=== Assignment ===
Return only those lines of the listing that hold the word "this".

=== Given records ===

BEGIN

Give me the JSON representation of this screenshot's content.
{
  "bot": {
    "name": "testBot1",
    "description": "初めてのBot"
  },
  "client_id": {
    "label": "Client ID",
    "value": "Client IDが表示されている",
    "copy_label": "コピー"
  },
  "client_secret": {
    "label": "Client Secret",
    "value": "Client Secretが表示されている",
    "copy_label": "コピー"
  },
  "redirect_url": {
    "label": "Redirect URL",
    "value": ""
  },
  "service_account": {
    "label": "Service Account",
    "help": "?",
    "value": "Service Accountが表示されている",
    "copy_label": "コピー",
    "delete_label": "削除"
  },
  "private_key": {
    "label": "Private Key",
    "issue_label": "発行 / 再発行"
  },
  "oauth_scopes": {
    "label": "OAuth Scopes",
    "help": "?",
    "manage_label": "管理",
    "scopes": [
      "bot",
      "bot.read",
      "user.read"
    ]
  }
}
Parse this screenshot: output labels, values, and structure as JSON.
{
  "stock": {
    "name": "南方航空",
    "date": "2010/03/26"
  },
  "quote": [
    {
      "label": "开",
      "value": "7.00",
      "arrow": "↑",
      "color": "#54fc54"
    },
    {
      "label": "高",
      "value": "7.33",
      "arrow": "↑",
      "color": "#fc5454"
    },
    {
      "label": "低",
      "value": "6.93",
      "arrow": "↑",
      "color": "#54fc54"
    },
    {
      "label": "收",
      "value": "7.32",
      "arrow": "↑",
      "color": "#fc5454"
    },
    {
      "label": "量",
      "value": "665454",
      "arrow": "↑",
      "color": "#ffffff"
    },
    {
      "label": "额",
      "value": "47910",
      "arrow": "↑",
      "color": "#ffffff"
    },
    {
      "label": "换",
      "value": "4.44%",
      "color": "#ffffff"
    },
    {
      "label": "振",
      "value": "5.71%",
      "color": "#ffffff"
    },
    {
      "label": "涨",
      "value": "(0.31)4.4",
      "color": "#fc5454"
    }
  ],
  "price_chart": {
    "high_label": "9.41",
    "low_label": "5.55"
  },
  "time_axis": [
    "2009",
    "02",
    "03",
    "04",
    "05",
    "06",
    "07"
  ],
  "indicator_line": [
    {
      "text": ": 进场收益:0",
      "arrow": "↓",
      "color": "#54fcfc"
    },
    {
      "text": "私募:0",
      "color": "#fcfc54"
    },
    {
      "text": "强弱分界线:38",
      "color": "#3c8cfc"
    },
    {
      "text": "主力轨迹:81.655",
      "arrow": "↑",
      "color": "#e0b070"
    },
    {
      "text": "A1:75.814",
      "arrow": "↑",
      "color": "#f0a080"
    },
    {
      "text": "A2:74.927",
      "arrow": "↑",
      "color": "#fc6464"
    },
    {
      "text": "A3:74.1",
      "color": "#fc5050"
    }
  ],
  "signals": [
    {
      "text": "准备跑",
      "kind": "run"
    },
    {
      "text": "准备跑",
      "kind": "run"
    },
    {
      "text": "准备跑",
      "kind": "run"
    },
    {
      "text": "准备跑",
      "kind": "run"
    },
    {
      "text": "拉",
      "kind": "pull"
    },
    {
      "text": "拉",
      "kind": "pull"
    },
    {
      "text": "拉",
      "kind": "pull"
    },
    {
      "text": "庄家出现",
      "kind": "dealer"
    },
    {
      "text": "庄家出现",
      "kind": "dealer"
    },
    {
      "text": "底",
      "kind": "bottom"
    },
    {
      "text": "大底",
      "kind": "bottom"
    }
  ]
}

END

=== Written solution ===
Give me the JSON representation of this screenshot's content.
Parse this screenshot: output labels, values, and structure as JSON.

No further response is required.